I have been watching this Craftsy class on weaving. Janet Dawson is an amazing teacher to has a very easy way of relaying volumes of information and the Craftsy platform is a convenient and efficient way of learning. I ordered a raddle and a bobbin winder this week and I made a stop at Home Depot and picked up some of the odds and ends she suggested for warping your loom. I looked about on the internet for lease sticks – but found very few or limited choices, this did not matter as it turns out. Making them was amazingly simple with some oak that I got, which I cut to the length needed for my Wolf Pup. After sanding them nice and smooth and drilling holes in the ends, they will work perfectly for a good many years.
In the flurry of all the spinning, there was not much else done until late Sunday night. It felt good to pick up the needles and knit a bit. I have started on the right front of my Triticum cardigan and as fall is fast approaching, I would like to get it done!
I had gotten some “mystery” fleece from Ross Farms from their trip out to the West Coast earlier this year. It was a gift and simply named “The Sally/Bill Special” It is a longish wool and I am assuming it is a cross between sheep. What sheep I, sadly, do not know, but I love the oatmeal color of the fiber, so I washed it up and I flick carded some locks and spun them. My goal was to control the twist in the yarn so I would have a lovely lace weight 2-ply yarn. Then I read Beth’s article in the latest Spin Off magazine and I began to ponder a different course for this wool. I did was she suggested for singles – I wound them carefully from the bobbin to a weaving bobbin and I got out my lace pattern book and cast on some stitches and began knitting from the bobbin. I have to tell you, so far so good. I should have the swatch done later today and I will wash and block it tomorrow and report on the results. I am excited to see how it turns out!

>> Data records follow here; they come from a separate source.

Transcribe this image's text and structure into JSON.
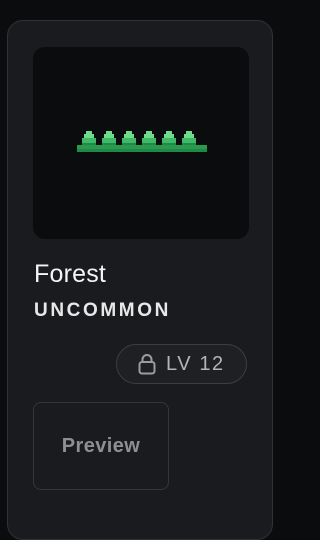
{
  "item": {
    "title": "Forest",
    "rarity": "UNCOMMON",
    "level_label": "LV 12",
    "preview_label": "Preview",
    "thumbnail_icon": "pixel-forest-trees",
    "locked": true
  },
  "colors": {
    "card_bg": "#1a1b1e",
    "card_border": "#2f3237",
    "thumb_bg": "#0b0c0e",
    "tree_light": "#6fdc8c",
    "tree_mid": "#3fb868",
    "tree_dark": "#1f8a45",
    "ground": "#2a9a4e",
    "text_primary": "#f5f5f5",
    "text_muted": "#8d8f93"
  }
}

My garden is about finished for the season – we have a freeze predicted for the weekend, so soon I will pull the remainder of the tomatoes and peppers. It was truly an incredibly productive year and it will feel good to put the garden to bed. I will plant some garlic once the weather has turned for harvest next summer. However, we have a good bounty to take us through the most of the winter. I just need to get a few more winter squash from the farmer’s market and we will be all set!
How are the colors where you are? I just love autumn and the colors are close to peaking up here so I am trying to convince a certain someone that this weekend would be the perfect time to take a bit of a color tour. The question remains…will I achieve success!?!
I will leave you with a few final shots of my trip to Michigan. The colors were just turning and there were some good micro-brews as well as the Empire Hops Festival!